** Task item **
Determine the number of lines in the data that contain "title", and write only that number.
|---|
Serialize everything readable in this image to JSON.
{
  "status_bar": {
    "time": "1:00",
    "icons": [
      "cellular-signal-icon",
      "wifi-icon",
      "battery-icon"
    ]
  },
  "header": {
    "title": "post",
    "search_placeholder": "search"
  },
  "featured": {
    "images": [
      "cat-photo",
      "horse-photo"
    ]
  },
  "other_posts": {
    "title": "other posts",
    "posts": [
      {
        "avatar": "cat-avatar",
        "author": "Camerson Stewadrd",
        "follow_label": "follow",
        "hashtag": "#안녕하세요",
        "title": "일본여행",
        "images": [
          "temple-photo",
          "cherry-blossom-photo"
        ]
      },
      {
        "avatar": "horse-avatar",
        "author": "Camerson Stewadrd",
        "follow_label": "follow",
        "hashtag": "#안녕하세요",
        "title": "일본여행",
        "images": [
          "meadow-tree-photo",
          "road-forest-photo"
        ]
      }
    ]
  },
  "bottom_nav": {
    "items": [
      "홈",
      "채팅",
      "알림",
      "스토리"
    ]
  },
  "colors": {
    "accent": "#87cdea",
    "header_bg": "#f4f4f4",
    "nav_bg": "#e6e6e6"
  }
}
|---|
** Answer below **
4